■ **What to produce**: Leaving out all pictures, return the records word for word.

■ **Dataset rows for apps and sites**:

☆ ☆ ☆ ☆ ☆ ☆ ☆

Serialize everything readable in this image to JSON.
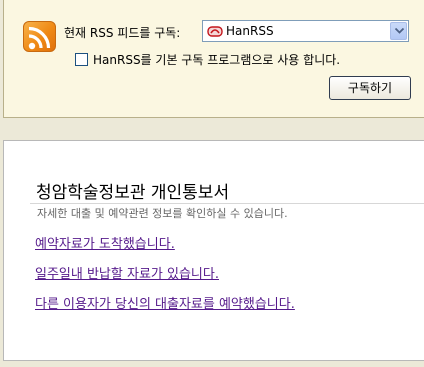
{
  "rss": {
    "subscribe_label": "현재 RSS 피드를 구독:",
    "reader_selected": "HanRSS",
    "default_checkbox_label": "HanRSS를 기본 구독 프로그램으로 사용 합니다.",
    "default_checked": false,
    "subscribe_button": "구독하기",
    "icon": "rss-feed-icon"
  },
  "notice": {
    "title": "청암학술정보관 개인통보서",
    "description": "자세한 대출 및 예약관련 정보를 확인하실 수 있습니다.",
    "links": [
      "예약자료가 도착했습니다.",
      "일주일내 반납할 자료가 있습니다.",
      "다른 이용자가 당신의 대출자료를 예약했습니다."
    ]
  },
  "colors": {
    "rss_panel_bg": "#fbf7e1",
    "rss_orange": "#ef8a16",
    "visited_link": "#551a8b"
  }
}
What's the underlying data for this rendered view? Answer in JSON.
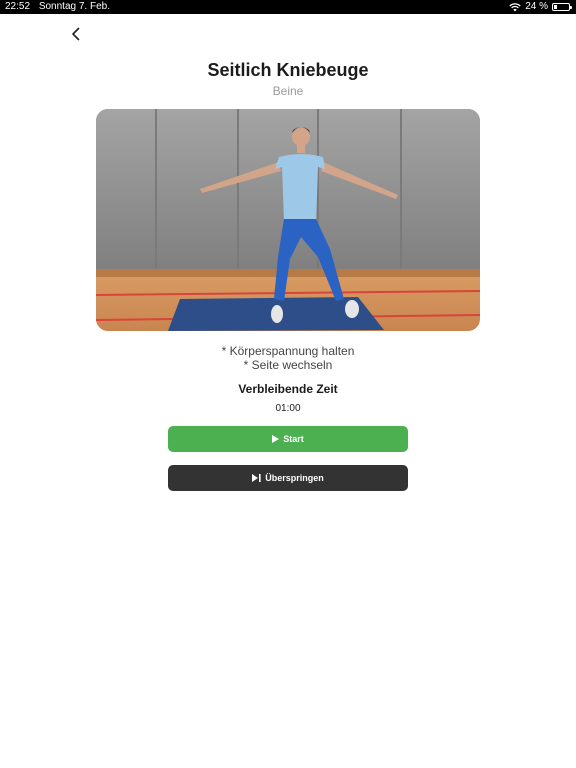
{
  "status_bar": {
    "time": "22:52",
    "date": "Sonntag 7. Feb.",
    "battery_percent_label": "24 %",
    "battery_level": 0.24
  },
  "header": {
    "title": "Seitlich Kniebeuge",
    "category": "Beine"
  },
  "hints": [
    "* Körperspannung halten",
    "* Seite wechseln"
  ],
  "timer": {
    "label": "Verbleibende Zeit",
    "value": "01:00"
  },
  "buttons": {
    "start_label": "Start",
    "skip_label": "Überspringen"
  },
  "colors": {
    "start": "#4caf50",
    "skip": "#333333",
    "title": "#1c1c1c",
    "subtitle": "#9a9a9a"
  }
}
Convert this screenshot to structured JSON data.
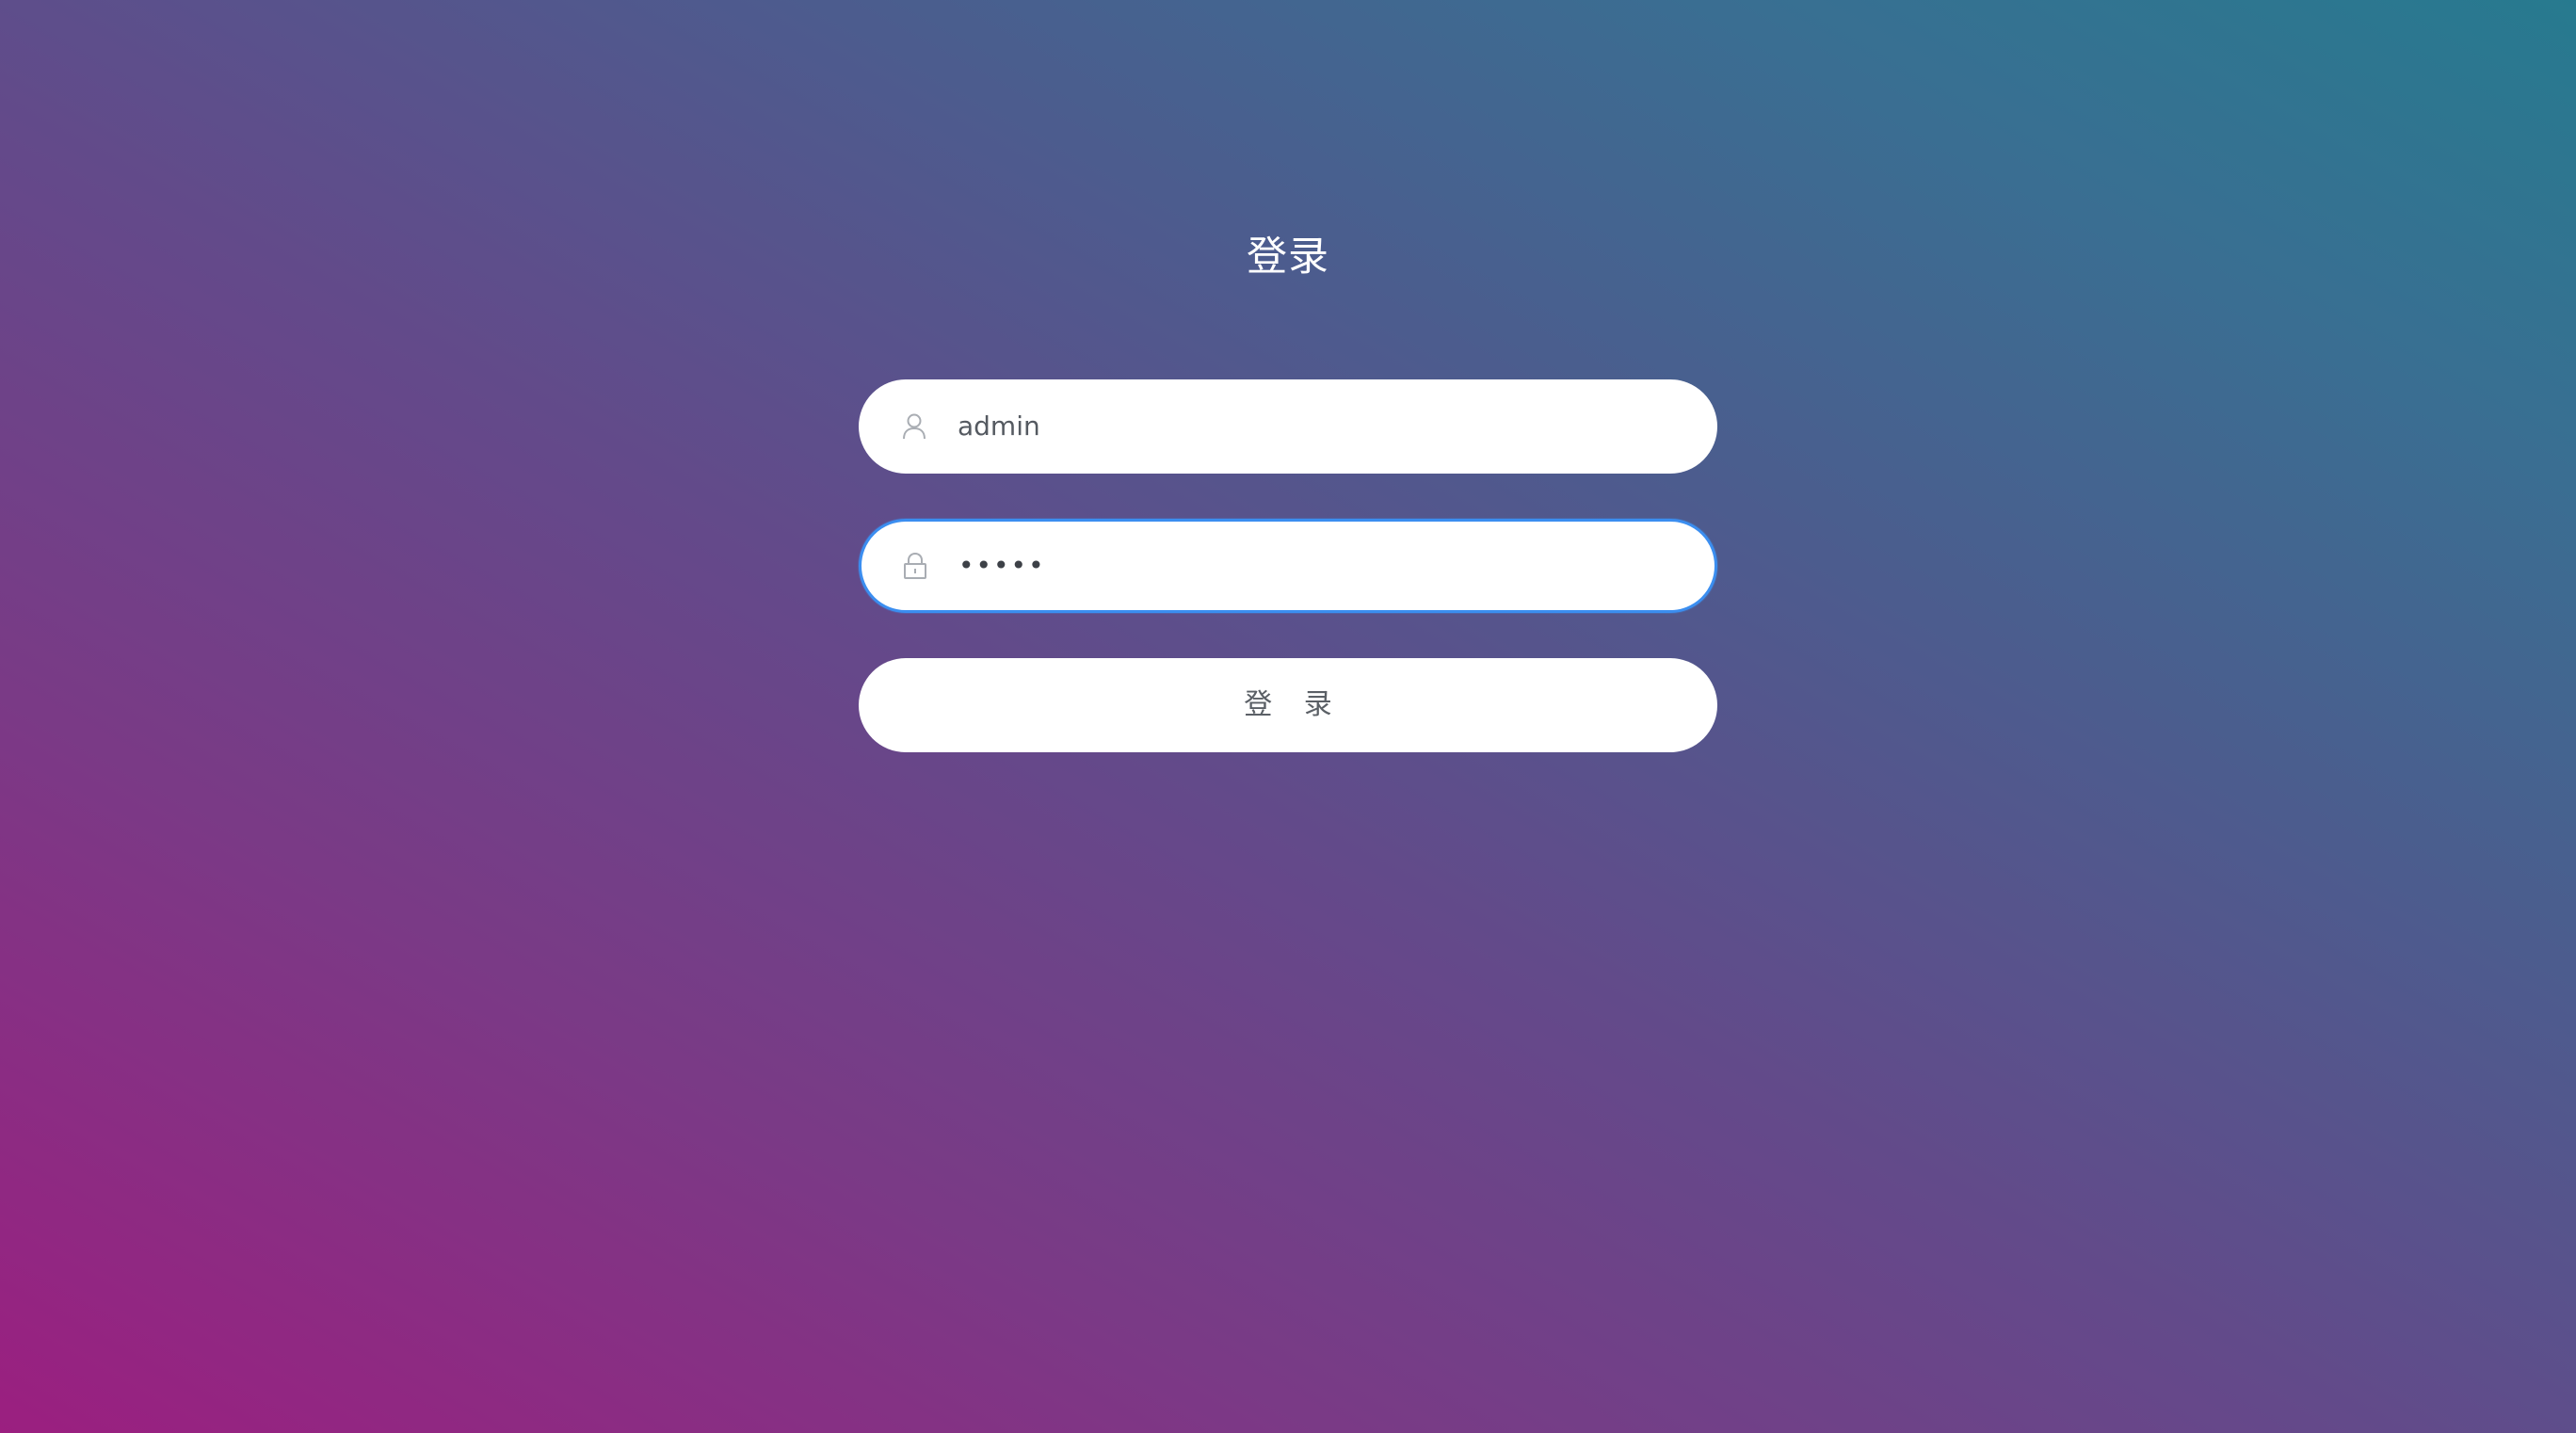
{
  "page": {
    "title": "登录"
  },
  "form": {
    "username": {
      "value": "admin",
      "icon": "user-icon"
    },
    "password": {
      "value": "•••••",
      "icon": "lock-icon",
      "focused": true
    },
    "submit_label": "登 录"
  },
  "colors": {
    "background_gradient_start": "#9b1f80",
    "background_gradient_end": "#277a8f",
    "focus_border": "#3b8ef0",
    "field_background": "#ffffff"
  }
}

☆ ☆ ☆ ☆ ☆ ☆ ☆

■ **Answer for the task**:
Serialize everything readable in this image to JSON.
{
  "rss": {
    "subscribe_label": "현재 RSS 피드를 구독:",
    "reader_selected": "HanRSS",
    "default_checkbox_label": "HanRSS를 기본 구독 프로그램으로 사용 합니다.",
    "default_checked": false,
    "subscribe_button": "구독하기",
    "icon": "rss-feed-icon"
  },
  "notice": {
    "title": "청암학술정보관 개인통보서",
    "description": "자세한 대출 및 예약관련 정보를 확인하실 수 있습니다.",
    "links": [
      "예약자료가 도착했습니다.",
      "일주일내 반납할 자료가 있습니다.",
      "다른 이용자가 당신의 대출자료를 예약했습니다."
    ]
  },
  "colors": {
    "rss_panel_bg": "#fbf7e1",
    "rss_orange": "#ef8a16",
    "visited_link": "#551a8b"
  }
}
What's the underlying data for this rendered view? Answer in JSON.
{
  "status_bar": {
    "time": "22:52",
    "date": "Sonntag 7. Feb.",
    "battery_percent_label": "24 %",
    "battery_level": 0.24
  },
  "header": {
    "title": "Seitlich Kniebeuge",
    "category": "Beine"
  },
  "hints": [
    "* Körperspannung halten",
    "* Seite wechseln"
  ],
  "timer": {
    "label": "Verbleibende Zeit",
    "value": "01:00"
  },
  "buttons": {
    "start_label": "Start",
    "skip_label": "Überspringen"
  },
  "colors": {
    "start": "#4caf50",
    "skip": "#333333",
    "title": "#1c1c1c",
    "subtitle": "#9a9a9a"
  }
}
Convert this screenshot to structured JSON data.
{
  "page": {
    "title": "登录"
  },
  "form": {
    "username": {
      "value": "admin",
      "icon": "user-icon"
    },
    "password": {
      "value": "•••••",
      "icon": "lock-icon",
      "focused": true
    },
    "submit_label": "登 录"
  },
  "colors": {
    "background_gradient_start": "#9b1f80",
    "background_gradient_end": "#277a8f",
    "focus_border": "#3b8ef0",
    "field_background": "#ffffff"
  }
}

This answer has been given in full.